All of the data below is to be written out again exactly.

(Interface dataset entries)
- Opening Delimiter -
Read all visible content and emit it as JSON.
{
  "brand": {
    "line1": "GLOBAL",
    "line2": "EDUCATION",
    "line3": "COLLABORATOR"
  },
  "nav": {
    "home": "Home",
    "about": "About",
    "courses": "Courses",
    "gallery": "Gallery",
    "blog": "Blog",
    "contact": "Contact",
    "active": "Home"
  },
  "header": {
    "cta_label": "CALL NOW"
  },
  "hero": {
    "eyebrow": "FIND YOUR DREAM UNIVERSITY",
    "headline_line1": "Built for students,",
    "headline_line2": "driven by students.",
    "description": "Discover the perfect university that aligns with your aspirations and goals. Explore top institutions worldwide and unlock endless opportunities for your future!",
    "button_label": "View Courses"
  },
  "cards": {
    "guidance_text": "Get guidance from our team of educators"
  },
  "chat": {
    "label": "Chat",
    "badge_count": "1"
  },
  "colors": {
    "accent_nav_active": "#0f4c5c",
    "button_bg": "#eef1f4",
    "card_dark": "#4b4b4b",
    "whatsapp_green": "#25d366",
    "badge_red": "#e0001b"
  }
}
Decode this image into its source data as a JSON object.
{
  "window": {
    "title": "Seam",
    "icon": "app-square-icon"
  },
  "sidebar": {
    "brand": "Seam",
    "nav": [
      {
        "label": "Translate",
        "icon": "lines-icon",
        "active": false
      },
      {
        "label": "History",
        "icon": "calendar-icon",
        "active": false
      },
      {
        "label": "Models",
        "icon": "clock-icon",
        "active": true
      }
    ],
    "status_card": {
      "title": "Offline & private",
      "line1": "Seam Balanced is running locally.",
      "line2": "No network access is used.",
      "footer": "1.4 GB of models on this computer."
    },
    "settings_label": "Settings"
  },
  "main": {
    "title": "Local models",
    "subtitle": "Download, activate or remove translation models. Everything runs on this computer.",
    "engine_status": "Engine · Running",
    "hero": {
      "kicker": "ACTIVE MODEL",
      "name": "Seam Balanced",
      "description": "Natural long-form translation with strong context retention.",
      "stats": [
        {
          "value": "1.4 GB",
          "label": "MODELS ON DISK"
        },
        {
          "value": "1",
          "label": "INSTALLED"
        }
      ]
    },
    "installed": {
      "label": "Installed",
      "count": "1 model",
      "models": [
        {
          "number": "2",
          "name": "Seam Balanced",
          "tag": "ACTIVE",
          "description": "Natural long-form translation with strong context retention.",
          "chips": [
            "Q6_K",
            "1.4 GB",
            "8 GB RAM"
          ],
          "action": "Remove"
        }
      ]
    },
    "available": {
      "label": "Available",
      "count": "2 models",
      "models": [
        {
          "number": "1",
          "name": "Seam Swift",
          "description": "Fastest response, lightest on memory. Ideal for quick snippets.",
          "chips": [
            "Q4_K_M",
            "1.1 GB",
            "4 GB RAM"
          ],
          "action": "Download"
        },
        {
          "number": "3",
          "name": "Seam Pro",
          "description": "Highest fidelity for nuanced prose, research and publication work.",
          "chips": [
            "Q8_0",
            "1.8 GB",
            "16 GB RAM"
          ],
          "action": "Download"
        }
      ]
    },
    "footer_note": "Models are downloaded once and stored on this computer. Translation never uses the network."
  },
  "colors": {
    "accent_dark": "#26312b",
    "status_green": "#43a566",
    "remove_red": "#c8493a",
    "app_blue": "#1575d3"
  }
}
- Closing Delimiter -
* Finished exercise
Read all visible content and emit it as JSON.
{
  "brand": {
    "line1": "GLOBAL",
    "line2": "EDUCATION",
    "line3": "COLLABORATOR"
  },
  "nav": {
    "home": "Home",
    "about": "About",
    "courses": "Courses",
    "gallery": "Gallery",
    "blog": "Blog",
    "contact": "Contact",
    "active": "Home"
  },
  "header": {
    "cta_label": "CALL NOW"
  },
  "hero": {
    "eyebrow": "FIND YOUR DREAM UNIVERSITY",
    "headline_line1": "Built for students,",
    "headline_line2": "driven by students.",
    "description": "Discover the perfect university that aligns with your aspirations and goals. Explore top institutions worldwide and unlock endless opportunities for your future!",
    "button_label": "View Courses"
  },
  "cards": {
    "guidance_text": "Get guidance from our team of educators"
  },
  "chat": {
    "label": "Chat",
    "badge_count": "1"
  },
  "colors": {
    "accent_nav_active": "#0f4c5c",
    "button_bg": "#eef1f4",
    "card_dark": "#4b4b4b",
    "whatsapp_green": "#25d366",
    "badge_red": "#e0001b"
  }
}
Decode this image into its source data as a JSON object.
{
  "window": {
    "title": "Seam",
    "icon": "app-square-icon"
  },
  "sidebar": {
    "brand": "Seam",
    "nav": [
      {
        "label": "Translate",
        "icon": "lines-icon",
        "active": false
      },
      {
        "label": "History",
        "icon": "calendar-icon",
        "active": false
      },
      {
        "label": "Models",
        "icon": "clock-icon",
        "active": true
      }
    ],
    "status_card": {
      "title": "Offline & private",
      "line1": "Seam Balanced is running locally.",
      "line2": "No network access is used.",
      "footer": "1.4 GB of models on this computer."
    },
    "settings_label": "Settings"
  },
  "main": {
    "title": "Local models",
    "subtitle": "Download, activate or remove translation models. Everything runs on this computer.",
    "engine_status": "Engine · Running",
    "hero": {
      "kicker": "ACTIVE MODEL",
      "name": "Seam Balanced",
      "description": "Natural long-form translation with strong context retention.",
      "stats": [
        {
          "value": "1.4 GB",
          "label": "MODELS ON DISK"
        },
        {
          "value": "1",
          "label": "INSTALLED"
        }
      ]
    },
    "installed": {
      "label": "Installed",
      "count": "1 model",
      "models": [
        {
          "number": "2",
          "name": "Seam Balanced",
          "tag": "ACTIVE",
          "description": "Natural long-form translation with strong context retention.",
          "chips": [
            "Q6_K",
            "1.4 GB",
            "8 GB RAM"
          ],
          "action": "Remove"
        }
      ]
    },
    "available": {
      "label": "Available",
      "count": "2 models",
      "models": [
        {
          "number": "1",
          "name": "Seam Swift",
          "description": "Fastest response, lightest on memory. Ideal for quick snippets.",
          "chips": [
            "Q4_K_M",
            "1.1 GB",
            "4 GB RAM"
          ],
          "action": "Download"
        },
        {
          "number": "3",
          "name": "Seam Pro",
          "description": "Highest fidelity for nuanced prose, research and publication work.",
          "chips": [
            "Q8_0",
            "1.8 GB",
            "16 GB RAM"
          ],
          "action": "Download"
        }
      ]
    },
    "footer_note": "Models are downloaded once and stored on this computer. Translation never uses the network."
  },
  "colors": {
    "accent_dark": "#26312b",
    "status_green": "#43a566",
    "remove_red": "#c8493a",
    "app_blue": "#1575d3"
  }
}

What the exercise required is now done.